In St. Louis, they encounter prejudice. This is the time of NINA (No Irish Need Apply), and Dare is forced to masquerade as an Englishman. While they are in St. Louis, Dare works in a print shop and Rachel finds out that Miss Wakefield has been keeping from her all the letters her uncle has been sending. Rachel’s uncle and aunt live in Oregon and want to see their niece and nephew. Dare and Rachel are forced to flee again when she is stabbed and almost raped by the son of Dare’s employer. They again change their name, this time to Mr. and Mrs. Dare Gilmartin and join a wagon train to the Oregon territory.
The trip to Oregon is packed full of events and character development. Dare and Rachel make several friends among the company and soon become almost indispensable to the other members of the wagon train. Dare excels in handling horses and so does Rachel’s brother Atoka.
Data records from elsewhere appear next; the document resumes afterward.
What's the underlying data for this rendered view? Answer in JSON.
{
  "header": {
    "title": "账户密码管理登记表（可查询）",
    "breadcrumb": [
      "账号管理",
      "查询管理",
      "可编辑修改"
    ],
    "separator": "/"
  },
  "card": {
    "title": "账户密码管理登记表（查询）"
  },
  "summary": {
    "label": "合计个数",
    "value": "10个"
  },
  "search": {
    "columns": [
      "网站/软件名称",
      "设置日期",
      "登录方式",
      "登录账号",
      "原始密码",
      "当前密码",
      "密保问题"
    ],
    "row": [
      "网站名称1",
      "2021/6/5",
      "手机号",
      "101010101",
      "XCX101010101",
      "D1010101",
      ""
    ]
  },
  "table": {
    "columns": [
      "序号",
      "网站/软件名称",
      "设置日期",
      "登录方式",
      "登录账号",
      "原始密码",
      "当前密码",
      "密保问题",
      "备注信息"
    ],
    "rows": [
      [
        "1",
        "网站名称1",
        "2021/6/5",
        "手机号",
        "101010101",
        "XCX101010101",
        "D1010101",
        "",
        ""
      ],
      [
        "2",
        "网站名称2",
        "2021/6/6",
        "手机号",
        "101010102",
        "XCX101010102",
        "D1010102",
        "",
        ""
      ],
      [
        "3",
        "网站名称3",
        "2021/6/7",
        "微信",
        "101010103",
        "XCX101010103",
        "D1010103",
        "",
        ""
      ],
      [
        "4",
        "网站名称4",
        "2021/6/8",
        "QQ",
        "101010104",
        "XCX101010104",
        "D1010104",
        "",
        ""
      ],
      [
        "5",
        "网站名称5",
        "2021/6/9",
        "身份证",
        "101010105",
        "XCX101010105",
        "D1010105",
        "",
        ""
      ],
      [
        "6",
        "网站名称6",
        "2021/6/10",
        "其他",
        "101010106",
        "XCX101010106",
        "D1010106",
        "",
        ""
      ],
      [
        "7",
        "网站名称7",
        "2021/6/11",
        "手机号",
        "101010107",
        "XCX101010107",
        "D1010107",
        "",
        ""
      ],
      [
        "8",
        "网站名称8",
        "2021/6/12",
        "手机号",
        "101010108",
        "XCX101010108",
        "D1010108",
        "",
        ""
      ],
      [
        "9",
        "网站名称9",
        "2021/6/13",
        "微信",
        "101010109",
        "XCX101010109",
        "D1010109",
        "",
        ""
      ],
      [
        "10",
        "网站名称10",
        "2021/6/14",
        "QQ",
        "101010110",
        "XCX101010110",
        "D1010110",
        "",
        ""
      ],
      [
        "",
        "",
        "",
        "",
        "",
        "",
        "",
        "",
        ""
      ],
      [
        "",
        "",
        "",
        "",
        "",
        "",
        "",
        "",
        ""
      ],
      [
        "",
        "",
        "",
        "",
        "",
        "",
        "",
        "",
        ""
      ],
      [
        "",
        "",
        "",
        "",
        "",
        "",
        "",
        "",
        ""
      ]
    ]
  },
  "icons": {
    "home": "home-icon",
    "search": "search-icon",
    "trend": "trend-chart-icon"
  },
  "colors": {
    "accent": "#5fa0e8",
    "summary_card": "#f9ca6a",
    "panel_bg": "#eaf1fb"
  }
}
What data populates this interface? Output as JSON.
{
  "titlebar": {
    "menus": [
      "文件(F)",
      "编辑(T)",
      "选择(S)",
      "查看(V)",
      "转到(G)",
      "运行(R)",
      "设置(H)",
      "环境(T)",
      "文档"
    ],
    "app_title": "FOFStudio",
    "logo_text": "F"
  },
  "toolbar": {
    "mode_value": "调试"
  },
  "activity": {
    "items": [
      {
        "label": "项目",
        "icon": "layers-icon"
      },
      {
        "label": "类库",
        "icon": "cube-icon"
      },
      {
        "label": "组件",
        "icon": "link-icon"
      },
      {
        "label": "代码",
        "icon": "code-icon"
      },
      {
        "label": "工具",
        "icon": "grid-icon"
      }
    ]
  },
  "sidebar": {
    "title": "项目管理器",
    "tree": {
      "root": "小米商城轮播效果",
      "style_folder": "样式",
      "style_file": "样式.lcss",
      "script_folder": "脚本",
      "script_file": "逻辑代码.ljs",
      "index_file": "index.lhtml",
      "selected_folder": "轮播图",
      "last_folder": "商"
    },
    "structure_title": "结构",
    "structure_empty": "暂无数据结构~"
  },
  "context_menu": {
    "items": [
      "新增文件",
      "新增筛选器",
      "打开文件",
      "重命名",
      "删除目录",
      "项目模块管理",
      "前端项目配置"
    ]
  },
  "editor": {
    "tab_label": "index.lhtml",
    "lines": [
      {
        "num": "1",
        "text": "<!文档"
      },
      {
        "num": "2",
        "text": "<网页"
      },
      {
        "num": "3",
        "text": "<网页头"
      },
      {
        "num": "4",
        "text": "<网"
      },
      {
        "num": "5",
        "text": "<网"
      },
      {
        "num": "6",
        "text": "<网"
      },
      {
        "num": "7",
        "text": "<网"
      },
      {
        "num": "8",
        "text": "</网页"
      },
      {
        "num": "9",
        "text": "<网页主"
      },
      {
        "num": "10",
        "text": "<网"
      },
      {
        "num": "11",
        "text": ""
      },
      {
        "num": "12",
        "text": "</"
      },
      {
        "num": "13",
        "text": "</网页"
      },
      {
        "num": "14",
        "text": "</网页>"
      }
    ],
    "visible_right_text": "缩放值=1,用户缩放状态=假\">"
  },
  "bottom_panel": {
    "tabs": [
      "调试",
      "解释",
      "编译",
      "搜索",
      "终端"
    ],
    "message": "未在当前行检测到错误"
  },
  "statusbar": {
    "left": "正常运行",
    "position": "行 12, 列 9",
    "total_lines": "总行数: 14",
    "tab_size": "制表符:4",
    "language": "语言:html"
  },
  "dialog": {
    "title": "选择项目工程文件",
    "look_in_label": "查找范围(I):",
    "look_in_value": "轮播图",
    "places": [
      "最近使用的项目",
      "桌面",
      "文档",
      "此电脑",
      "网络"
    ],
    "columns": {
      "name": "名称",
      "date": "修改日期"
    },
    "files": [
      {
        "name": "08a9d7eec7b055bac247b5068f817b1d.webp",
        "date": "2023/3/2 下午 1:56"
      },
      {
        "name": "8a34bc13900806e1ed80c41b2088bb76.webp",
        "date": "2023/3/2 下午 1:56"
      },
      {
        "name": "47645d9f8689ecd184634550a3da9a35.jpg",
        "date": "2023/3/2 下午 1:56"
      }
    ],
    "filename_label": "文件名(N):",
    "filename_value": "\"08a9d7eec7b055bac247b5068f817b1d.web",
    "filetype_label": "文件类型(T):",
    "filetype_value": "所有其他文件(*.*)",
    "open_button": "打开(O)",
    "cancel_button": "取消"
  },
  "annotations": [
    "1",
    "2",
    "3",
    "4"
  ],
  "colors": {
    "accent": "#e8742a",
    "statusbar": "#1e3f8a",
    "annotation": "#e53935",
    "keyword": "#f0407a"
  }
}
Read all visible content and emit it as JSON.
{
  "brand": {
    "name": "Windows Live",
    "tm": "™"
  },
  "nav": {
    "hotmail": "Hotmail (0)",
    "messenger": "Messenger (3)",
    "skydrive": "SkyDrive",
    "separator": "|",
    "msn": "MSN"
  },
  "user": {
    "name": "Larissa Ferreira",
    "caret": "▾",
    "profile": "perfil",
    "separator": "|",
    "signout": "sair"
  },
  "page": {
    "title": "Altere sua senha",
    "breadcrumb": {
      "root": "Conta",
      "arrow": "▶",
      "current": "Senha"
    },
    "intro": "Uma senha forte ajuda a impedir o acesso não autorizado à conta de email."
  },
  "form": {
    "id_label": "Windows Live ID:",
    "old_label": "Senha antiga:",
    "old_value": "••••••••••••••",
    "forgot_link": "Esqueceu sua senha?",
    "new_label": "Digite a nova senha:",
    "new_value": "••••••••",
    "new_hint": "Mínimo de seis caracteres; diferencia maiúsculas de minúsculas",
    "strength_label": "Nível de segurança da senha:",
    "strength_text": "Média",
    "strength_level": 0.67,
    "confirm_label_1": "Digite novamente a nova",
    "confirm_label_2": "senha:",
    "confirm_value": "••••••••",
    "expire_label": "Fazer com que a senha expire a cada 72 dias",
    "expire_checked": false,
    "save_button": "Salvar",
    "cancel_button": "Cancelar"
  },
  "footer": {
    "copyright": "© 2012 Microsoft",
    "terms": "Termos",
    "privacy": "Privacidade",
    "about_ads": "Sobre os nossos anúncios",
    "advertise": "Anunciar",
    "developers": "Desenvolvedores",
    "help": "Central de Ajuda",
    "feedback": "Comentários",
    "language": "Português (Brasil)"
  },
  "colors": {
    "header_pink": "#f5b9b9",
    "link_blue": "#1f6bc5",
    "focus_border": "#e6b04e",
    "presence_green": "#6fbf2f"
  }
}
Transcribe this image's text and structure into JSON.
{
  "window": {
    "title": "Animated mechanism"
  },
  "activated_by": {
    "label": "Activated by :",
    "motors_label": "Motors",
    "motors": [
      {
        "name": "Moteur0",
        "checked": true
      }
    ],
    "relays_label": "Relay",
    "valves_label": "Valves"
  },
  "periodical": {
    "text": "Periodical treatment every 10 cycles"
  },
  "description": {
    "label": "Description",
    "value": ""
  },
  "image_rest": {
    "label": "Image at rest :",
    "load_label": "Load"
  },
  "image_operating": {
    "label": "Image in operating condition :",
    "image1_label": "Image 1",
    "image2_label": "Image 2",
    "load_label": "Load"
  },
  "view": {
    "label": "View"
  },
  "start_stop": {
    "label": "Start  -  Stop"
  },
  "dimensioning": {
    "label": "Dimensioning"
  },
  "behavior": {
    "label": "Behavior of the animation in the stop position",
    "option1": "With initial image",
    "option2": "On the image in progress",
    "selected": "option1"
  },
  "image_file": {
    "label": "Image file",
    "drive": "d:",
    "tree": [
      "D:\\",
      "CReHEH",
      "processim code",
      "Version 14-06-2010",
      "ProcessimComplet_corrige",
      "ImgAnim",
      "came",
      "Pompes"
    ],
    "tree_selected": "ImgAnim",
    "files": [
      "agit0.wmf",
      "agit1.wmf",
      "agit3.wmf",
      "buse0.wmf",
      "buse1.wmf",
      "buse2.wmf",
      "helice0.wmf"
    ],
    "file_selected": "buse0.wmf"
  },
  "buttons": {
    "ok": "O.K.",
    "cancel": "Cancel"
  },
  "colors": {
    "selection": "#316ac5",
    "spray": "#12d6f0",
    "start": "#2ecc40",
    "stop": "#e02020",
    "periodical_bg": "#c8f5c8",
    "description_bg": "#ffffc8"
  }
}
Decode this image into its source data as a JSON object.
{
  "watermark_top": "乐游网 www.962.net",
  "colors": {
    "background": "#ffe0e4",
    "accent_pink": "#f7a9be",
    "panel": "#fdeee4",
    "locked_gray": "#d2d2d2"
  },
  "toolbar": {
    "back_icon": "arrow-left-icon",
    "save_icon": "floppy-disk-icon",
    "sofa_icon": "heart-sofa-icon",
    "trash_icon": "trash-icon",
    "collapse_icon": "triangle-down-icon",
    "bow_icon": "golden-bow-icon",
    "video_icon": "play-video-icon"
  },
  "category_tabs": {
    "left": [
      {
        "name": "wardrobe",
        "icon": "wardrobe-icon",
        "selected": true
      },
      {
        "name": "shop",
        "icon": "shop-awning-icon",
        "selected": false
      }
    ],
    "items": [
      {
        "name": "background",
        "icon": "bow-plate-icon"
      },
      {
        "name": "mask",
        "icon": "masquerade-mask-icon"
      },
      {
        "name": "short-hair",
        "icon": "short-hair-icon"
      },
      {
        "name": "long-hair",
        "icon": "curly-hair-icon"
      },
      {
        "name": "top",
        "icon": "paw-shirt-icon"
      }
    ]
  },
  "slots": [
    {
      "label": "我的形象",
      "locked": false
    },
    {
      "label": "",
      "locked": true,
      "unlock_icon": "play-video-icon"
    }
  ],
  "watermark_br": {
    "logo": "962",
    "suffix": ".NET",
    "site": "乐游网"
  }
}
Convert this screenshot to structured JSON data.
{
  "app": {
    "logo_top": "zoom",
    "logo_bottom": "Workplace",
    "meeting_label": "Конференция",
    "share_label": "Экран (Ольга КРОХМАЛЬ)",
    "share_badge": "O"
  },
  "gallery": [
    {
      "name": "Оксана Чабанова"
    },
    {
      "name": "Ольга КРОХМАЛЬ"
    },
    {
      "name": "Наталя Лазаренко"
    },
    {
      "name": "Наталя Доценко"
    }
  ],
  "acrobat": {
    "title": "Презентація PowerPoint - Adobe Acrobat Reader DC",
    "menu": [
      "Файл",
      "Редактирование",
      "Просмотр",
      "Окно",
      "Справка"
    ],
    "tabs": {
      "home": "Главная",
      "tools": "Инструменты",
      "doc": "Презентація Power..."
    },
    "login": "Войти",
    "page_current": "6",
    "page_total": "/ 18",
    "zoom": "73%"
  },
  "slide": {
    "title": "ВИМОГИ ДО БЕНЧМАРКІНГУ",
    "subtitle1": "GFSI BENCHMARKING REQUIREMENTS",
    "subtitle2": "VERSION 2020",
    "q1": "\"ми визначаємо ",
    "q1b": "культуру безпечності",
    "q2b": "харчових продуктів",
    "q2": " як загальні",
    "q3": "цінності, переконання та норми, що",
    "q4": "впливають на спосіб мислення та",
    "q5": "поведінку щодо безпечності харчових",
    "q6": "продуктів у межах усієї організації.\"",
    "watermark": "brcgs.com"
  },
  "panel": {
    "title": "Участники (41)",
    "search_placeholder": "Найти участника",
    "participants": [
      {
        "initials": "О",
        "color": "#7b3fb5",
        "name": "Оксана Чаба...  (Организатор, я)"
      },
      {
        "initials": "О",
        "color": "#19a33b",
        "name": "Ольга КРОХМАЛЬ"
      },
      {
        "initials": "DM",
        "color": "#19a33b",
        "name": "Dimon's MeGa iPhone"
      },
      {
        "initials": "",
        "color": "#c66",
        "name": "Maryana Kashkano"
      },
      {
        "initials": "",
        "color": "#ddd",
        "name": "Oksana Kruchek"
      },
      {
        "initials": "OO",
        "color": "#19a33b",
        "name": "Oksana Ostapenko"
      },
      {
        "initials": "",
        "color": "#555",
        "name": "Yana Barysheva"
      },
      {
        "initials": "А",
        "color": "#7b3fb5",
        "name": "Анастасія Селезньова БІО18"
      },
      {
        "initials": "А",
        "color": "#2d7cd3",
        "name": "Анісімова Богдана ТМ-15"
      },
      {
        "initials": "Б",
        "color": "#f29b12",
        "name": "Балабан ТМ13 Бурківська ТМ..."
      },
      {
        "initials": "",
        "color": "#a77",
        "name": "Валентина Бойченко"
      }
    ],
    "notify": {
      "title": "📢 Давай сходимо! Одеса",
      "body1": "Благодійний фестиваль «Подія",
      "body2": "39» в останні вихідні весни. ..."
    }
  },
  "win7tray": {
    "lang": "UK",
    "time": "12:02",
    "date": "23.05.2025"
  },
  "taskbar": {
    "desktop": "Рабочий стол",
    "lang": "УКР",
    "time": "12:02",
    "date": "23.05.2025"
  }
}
Rachel and Atoka save the wagon train by talking and trading with the Indian tribes who live on the land the company passes through. Rachel is well-versed in finding edible and medicinal plants and she also helps teach the children in the party. Atoka changes from a lost and bitter young man, to one with a sense of purpose and place. He rescues a young white woman who had been a captive of the Indians and then spurned by her family, and they are married on the journey. Rachel and Dare also grow closer and their marriage, which has been one of convenience, becomes a true bond of souls.
I started this book feeling a little bit leery. I just don’t like Indian historical romances. Most of the ones I have read were very simplistic and full of that awful “Me Brave Wolf” dialect that I just hate. Rachel LeMoyne is not that kind of book. It is not simplistic; the characters in it are well-rounded and not the least bit stereotyped. I was very impressed by the masterful way Eileen Charbonneau uses language to evoke the character’s backgrounds. Both Dare and Rachel speak English perfectly well, but it is clear from the way they talk that English is their second language. There are a few Choctaw and Gaelic words and phrases sprinkled through the book, but not enough to be disconcerting.
There is an afterward to the book where Ms. Charbonneau explains the origin of the story and the sources for many of the characters in her book. There is also a bibliography of historical sources for those who are interested in reading more about this period in Ireland and America.
This is a superb book. It’s not light and fluffy, but it is not at all difficult to read. Dare and Rachel are two of the most admirable people I’ve encountered in a book and I grew to love them and empathize with them over the course of the story. I am a very fast reader, but I read this book slowly, savoring the characters and their stories. Rachel LeMoyne is a book that I am looking forward to reading again.